*REQUIRED ACTION*. Repeat the data exactly. Pictures are not part of the copy.

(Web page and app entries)
★ ★ ★ ★
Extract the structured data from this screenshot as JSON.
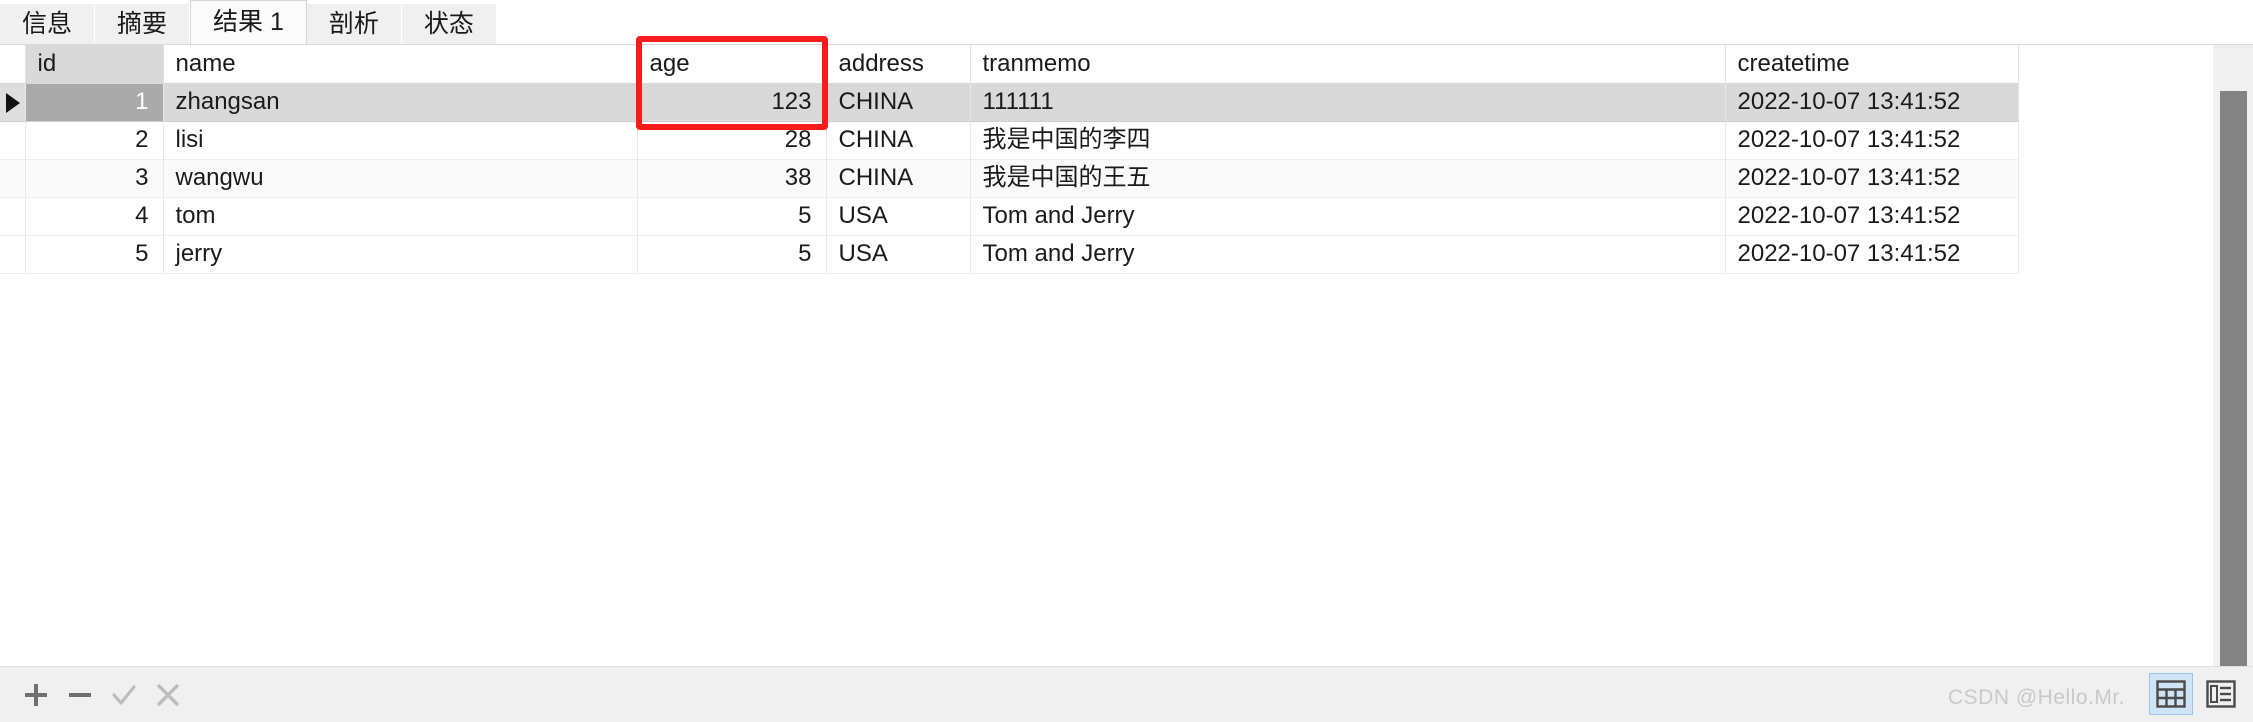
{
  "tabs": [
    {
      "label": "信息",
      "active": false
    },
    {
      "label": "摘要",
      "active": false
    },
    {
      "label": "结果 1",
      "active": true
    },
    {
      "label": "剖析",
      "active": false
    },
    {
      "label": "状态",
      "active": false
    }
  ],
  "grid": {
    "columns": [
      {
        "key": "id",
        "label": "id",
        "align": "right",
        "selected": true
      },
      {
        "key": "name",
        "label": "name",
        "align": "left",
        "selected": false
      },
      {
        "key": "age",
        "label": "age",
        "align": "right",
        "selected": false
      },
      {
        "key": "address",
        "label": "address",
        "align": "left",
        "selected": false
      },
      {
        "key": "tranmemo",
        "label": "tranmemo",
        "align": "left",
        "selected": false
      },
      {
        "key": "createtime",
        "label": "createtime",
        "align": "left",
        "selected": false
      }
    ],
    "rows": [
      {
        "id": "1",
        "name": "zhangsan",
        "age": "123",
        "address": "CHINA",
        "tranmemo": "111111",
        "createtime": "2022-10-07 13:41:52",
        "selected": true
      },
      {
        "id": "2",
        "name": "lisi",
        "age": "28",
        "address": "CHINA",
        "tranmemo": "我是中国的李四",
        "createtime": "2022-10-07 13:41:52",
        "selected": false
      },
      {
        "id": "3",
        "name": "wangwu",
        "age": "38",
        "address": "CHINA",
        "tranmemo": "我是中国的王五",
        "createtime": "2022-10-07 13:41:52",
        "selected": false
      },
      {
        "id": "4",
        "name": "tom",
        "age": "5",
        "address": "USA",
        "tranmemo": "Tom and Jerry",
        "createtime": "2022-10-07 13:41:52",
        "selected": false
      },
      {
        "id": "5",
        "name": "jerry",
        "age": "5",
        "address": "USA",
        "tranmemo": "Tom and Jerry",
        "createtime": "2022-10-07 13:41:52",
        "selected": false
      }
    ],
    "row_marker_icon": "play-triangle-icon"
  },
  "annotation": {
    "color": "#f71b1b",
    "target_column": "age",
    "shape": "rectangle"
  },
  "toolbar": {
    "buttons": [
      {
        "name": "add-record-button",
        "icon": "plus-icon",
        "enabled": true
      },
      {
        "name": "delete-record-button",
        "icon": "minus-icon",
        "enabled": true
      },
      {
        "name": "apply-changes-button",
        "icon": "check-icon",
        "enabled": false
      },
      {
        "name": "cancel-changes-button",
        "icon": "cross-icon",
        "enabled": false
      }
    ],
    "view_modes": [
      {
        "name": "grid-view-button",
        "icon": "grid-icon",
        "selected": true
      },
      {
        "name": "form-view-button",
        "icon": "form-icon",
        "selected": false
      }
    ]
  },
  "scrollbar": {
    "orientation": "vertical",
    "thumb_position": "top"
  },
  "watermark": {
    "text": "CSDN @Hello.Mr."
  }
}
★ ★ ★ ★
*SOLUTION BELOW*.
Extract the structured data from this screenshot as JSON.
{
  "tabs": [
    {
      "label": "信息",
      "active": false
    },
    {
      "label": "摘要",
      "active": false
    },
    {
      "label": "结果 1",
      "active": true
    },
    {
      "label": "剖析",
      "active": false
    },
    {
      "label": "状态",
      "active": false
    }
  ],
  "grid": {
    "columns": [
      {
        "key": "id",
        "label": "id",
        "align": "right",
        "selected": true
      },
      {
        "key": "name",
        "label": "name",
        "align": "left",
        "selected": false
      },
      {
        "key": "age",
        "label": "age",
        "align": "right",
        "selected": false
      },
      {
        "key": "address",
        "label": "address",
        "align": "left",
        "selected": false
      },
      {
        "key": "tranmemo",
        "label": "tranmemo",
        "align": "left",
        "selected": false
      },
      {
        "key": "createtime",
        "label": "createtime",
        "align": "left",
        "selected": false
      }
    ],
    "rows": [
      {
        "id": "1",
        "name": "zhangsan",
        "age": "123",
        "address": "CHINA",
        "tranmemo": "111111",
        "createtime": "2022-10-07 13:41:52",
        "selected": true
      },
      {
        "id": "2",
        "name": "lisi",
        "age": "28",
        "address": "CHINA",
        "tranmemo": "我是中国的李四",
        "createtime": "2022-10-07 13:41:52",
        "selected": false
      },
      {
        "id": "3",
        "name": "wangwu",
        "age": "38",
        "address": "CHINA",
        "tranmemo": "我是中国的王五",
        "createtime": "2022-10-07 13:41:52",
        "selected": false
      },
      {
        "id": "4",
        "name": "tom",
        "age": "5",
        "address": "USA",
        "tranmemo": "Tom and Jerry",
        "createtime": "2022-10-07 13:41:52",
        "selected": false
      },
      {
        "id": "5",
        "name": "jerry",
        "age": "5",
        "address": "USA",
        "tranmemo": "Tom and Jerry",
        "createtime": "2022-10-07 13:41:52",
        "selected": false
      }
    ],
    "row_marker_icon": "play-triangle-icon"
  },
  "annotation": {
    "color": "#f71b1b",
    "target_column": "age",
    "shape": "rectangle"
  },
  "toolbar": {
    "buttons": [
      {
        "name": "add-record-button",
        "icon": "plus-icon",
        "enabled": true
      },
      {
        "name": "delete-record-button",
        "icon": "minus-icon",
        "enabled": true
      },
      {
        "name": "apply-changes-button",
        "icon": "check-icon",
        "enabled": false
      },
      {
        "name": "cancel-changes-button",
        "icon": "cross-icon",
        "enabled": false
      }
    ],
    "view_modes": [
      {
        "name": "grid-view-button",
        "icon": "grid-icon",
        "selected": true
      },
      {
        "name": "form-view-button",
        "icon": "form-icon",
        "selected": false
      }
    ]
  },
  "scrollbar": {
    "orientation": "vertical",
    "thumb_position": "top"
  },
  "watermark": {
    "text": "CSDN @Hello.Mr."
  }
}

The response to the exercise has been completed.